Camcorder and stills camera rigs can be complex, heavy and bulky affairs. Dutch inventor Mees Baayen has designed a modular camera rig system which breaks down into components that can be carried in the pockets of a user's shirt, trousers or jacket. The robust Ultra kit rigs are so versatile that Baayen says he's still discovering new ways to use them.
The system is being launched by Germany's Novoflex, and will initially comprise four kit rigs. The Ultra offerings start with the basic Solo grip, a curved one piece metal frame with rubberized sides that should help keep the ergonomically-designed rig from slipping out of the hand as users raise the minicam or smartphone above the heads of other concert-goers, or snap low down stabilized stills with a compact camera.
A stills camera or videocam can be mounted on either end via quick release universal end stud and cup connectors and attached to the device via an included camera connector. The 168 g (6 oz) Solo can even be used to give binoculars or a field scope more grip options. The grip is hollow, allowing cables to be pushed through as required, and there are a number of strap guides and bolt holes along the outer edges to cater for the attachment of accessories like mini legs, flex arms, wheels or counterweights.
"All Ultra elements, as well as cameras, devices and accessories, are instantly coupled via Ultra's universal studs and cups (rotational quick-release connectors)," says Novoflex. "Thus, within seconds, anything goes anywhere and at any angle."

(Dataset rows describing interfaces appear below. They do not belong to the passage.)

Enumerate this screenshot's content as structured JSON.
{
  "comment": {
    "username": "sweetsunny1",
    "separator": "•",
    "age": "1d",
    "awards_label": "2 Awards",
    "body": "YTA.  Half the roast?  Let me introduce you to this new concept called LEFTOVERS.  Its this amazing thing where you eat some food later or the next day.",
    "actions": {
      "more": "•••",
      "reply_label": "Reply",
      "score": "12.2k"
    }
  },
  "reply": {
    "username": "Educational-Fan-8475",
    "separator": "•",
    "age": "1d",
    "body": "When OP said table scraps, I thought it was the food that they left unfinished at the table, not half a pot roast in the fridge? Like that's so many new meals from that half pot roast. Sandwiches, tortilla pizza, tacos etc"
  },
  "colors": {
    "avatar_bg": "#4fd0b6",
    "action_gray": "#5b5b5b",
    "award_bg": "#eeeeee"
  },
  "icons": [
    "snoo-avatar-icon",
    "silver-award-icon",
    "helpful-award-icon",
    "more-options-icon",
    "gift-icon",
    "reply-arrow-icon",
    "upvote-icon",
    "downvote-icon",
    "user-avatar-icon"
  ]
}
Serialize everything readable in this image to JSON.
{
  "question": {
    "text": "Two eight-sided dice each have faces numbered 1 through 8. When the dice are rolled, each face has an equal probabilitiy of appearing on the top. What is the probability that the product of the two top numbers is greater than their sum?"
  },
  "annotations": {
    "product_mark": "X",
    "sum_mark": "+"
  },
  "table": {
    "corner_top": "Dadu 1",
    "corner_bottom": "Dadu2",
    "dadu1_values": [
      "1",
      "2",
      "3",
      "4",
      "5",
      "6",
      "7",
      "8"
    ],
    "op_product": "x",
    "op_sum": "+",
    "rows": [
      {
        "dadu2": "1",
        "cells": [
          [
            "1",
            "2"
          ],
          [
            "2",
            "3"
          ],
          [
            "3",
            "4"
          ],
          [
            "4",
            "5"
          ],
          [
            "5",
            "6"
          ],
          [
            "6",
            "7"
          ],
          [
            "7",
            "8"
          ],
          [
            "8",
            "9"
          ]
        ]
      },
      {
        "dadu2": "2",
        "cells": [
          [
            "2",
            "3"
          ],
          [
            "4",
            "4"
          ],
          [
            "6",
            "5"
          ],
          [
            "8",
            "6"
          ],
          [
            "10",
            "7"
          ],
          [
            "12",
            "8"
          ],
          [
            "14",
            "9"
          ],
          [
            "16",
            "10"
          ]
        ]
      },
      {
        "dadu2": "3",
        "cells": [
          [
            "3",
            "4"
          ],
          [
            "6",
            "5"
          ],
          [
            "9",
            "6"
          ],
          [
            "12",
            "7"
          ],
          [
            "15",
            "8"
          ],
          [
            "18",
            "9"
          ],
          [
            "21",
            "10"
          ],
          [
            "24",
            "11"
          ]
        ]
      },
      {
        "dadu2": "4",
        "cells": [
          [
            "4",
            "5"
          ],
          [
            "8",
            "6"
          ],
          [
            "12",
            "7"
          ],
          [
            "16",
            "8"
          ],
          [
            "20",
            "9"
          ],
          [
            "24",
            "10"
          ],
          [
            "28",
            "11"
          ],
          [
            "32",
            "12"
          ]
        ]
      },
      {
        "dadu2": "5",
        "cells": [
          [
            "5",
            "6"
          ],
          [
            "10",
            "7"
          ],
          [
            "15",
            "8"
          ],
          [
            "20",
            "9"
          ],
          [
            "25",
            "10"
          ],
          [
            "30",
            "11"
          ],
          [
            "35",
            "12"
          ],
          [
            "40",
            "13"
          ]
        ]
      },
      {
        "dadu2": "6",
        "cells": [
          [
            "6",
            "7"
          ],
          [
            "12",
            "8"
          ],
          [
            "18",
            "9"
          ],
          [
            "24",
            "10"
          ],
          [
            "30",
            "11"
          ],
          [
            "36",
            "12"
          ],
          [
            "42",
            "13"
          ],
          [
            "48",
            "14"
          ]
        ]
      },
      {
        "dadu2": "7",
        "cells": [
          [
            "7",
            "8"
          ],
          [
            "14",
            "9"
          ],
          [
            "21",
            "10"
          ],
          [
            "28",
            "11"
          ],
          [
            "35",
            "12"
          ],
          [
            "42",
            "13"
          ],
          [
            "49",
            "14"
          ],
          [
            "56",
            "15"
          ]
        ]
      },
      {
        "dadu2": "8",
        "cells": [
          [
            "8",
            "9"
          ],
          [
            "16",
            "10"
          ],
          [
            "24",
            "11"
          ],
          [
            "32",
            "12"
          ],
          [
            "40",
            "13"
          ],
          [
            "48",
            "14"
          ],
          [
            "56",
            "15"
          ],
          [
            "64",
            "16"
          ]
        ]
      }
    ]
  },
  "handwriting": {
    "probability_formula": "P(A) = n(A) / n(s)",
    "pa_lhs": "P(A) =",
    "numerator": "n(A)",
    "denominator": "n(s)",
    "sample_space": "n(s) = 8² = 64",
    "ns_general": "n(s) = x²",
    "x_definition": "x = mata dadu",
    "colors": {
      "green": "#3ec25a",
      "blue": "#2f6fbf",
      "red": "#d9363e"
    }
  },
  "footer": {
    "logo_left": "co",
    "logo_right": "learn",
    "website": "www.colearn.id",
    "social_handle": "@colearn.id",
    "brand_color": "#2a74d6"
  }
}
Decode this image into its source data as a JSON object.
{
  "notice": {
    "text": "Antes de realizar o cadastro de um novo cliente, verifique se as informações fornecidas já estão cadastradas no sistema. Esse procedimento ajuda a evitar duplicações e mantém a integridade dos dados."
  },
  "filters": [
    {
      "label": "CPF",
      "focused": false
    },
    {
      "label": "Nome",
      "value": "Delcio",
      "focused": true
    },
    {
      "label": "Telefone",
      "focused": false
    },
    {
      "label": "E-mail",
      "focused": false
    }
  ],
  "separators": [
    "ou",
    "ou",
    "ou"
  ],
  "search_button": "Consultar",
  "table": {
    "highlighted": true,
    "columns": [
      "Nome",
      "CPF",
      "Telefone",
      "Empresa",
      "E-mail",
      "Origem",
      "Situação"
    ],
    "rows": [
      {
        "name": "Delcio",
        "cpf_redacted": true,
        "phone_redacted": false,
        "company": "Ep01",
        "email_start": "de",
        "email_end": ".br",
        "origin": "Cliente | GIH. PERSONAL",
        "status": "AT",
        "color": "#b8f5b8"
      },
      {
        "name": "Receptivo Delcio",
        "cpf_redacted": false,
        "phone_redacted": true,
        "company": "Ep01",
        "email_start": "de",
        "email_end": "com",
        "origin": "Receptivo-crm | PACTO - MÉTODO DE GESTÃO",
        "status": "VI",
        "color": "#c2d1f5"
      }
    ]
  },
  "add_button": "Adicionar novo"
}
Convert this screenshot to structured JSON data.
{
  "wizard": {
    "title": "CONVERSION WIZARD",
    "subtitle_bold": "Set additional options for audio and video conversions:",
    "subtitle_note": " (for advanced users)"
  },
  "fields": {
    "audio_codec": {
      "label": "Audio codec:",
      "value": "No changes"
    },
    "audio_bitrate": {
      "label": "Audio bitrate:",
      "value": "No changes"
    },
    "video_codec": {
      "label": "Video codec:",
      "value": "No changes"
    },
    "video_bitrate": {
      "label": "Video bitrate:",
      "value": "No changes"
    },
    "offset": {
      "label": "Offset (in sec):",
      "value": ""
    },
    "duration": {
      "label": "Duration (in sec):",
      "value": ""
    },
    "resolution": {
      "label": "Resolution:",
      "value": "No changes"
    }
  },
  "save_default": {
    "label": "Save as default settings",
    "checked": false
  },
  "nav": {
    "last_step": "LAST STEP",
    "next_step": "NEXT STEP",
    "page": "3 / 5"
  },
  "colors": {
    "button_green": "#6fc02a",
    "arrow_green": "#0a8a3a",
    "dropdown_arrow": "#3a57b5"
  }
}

The addition of a rod and clamp extends the system to become the 281 g (10 oz) Solo+ kit rig, where the user has the option to mount the camera to the rod as well as the grip ends for more varied stability options. Two grips and a rod make up the third of the Ultra kit rigs, the Duo. It can be split and stored in trouser pockets between gigs, and its claimed ability to noticeably lighten the load during prolonged use has earned it the name of "chill-out rig."
"There's an interesting bonus for photographers: the 'yoke' of the Duo upgrades your ball head to a pretty fluid virtual 3-axis video head," reveals Novoflex. "The same yoke, while rotating in a rod clamp connected to a mono- or bipod, becomes a virtual push-pull or reveal slider."
The rod is long enough to accommodate both a camera and external flash or microphone module in pistol grip formation, as you can see in the photo above.
Connecting two Duo rigs together produces the 898 g (32 oz), steering wheel-like Allround rig, with enough room in the middle for a full-sized DSLR camera. As well as facilitating a smooth handover of the camera to another operator, this rig can also provide a sturdy table-top setup, a table dolly (with the addition of three wheels to the bottom), a four grip tripod with the help of some crossbar brackets and a few poles, or a chest rig courtesy of body straps.
The Ultra system also includes a NATO-standard rail element, which can be combined with rods, grips and accessories for varied rigs, cages and brackets. Users can, for example, create an Ultra circuit slider with 60 cm (24 in) of back and forth travel using two 40 cm rails, in addition to a double slider set between two rails or a self-standing shoulder rig.
"It delivers the impossible by combining numerous support tools for video, stills and nature watching in a single, simplified, stealth, light and minimalistic modular system with unrivaled portability and ergonomics," boasts Novoflex.
Baayen told Gizmag at Photokina 2014 in Cologne, Germany, that the Ultra is being prepped for a possible Q1 2015 release, though pricing is still to be announced.
If you can't wait that long for a modular pocket rig system, you could take a look at the already available Pocket Series from edelkrone.